What are real estate designations, and how are they important? In an effort to distinguish themselves from the pack, many real estate agents list an incredible array of initials after their names. You may see abbreviations such as ABR, CRS, GRI, SRES, or RSPS. At last count, the National Association of Realtors listed over twenty such designations on their website.
Huh? What does all that mean?
First, let’s look at the basic requirements for a real estate license. Then we’ll discuss those added-on initials…
Obtaining a real estate salesman’s license is similar to taking a college semester in contract law. The Texas Real Estate Commission specifies that a real estate salesman must master certain core real estate classes. Topics include contracts, real estate finance, deeds, liens, appraisals, fiduciary duties, ethics, deceptive trade practices, discrimination, statute of fraud, and conveyance of title, among others. A salesman cannot work independently – he must “hang” his license under a cooperating broker, who is responsible for his work. And he must be fingerprinted and background-checked.
Obtaining a real estate broker’s license is more intensive. A broker must have worked actively as a licensed real estate salesperson for several years. In addition, he must complete more extensive core classes plus additional related courses that are acceptable to the Commission. This class work is the equivalent of a college degree with a major in contract law. Clearly, this designation requires serious commitment. National statistics agree – the average real estate broker performs at a significantly higher level than the average real estate salesmen.
Once the license (either salesman or broker) is in hand, it must be updated regularly with additional coursework in law and ethics every year.
And that is often where those initials and abbreviations come in. They fill the requirements for continuing education. But be aware that not all real estate designations are equal. Some require hard work and commitment – others are a class, a fee, and a networking group. Most importantly, just because you list yourself as a specialist in senior living, luxury homes, or short sales doesn’t necessarily mean you have actually ever sold one of those properties. It just means you have completed the course.
So remain vigilant and ask questions. Explaining those abbreviations (and making sure they are backed by real-world experience) can be a great interview question in your search for a real estate professional.
As for me, I’ve been taking these update classes for over thirty years now.
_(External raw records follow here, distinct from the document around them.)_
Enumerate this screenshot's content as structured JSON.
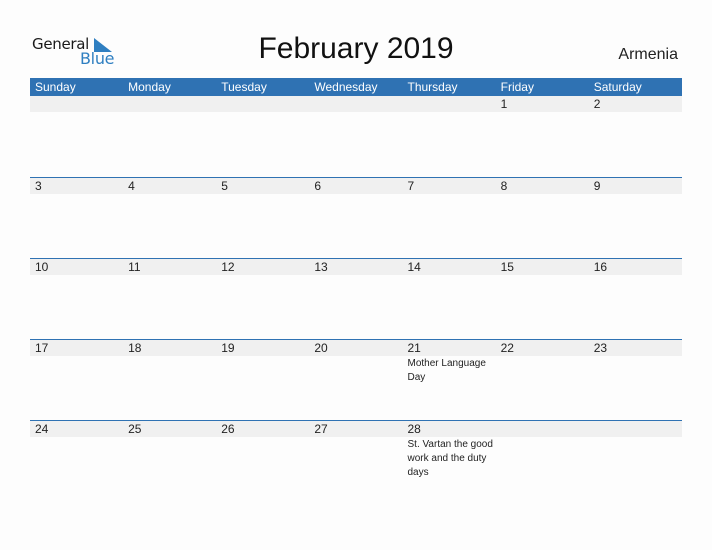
{
  "logo": {
    "text_top": "General",
    "text_bottom": "Blue",
    "icon": "triangle-flag-icon"
  },
  "title": "February 2019",
  "country": "Armenia",
  "colors": {
    "header_bg": "#2f72b3",
    "row_bg": "#f0f0f0",
    "logo_blue": "#2f7fc1"
  },
  "weekdays": [
    "Sunday",
    "Monday",
    "Tuesday",
    "Wednesday",
    "Thursday",
    "Friday",
    "Saturday"
  ],
  "weeks": [
    [
      {
        "day": ""
      },
      {
        "day": ""
      },
      {
        "day": ""
      },
      {
        "day": ""
      },
      {
        "day": ""
      },
      {
        "day": "1"
      },
      {
        "day": "2"
      }
    ],
    [
      {
        "day": "3"
      },
      {
        "day": "4"
      },
      {
        "day": "5"
      },
      {
        "day": "6"
      },
      {
        "day": "7"
      },
      {
        "day": "8"
      },
      {
        "day": "9"
      }
    ],
    [
      {
        "day": "10"
      },
      {
        "day": "11"
      },
      {
        "day": "12"
      },
      {
        "day": "13"
      },
      {
        "day": "14"
      },
      {
        "day": "15"
      },
      {
        "day": "16"
      }
    ],
    [
      {
        "day": "17"
      },
      {
        "day": "18"
      },
      {
        "day": "19"
      },
      {
        "day": "20"
      },
      {
        "day": "21",
        "event": "Mother Language Day"
      },
      {
        "day": "22"
      },
      {
        "day": "23"
      }
    ],
    [
      {
        "day": "24"
      },
      {
        "day": "25"
      },
      {
        "day": "26"
      },
      {
        "day": "27"
      },
      {
        "day": "28",
        "event": "St. Vartan the good work and the duty days"
      },
      {
        "day": ""
      },
      {
        "day": ""
      }
    ]
  ]
}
I guess that puts me in the fifty-second grade. There is no way that will all fit on my business card!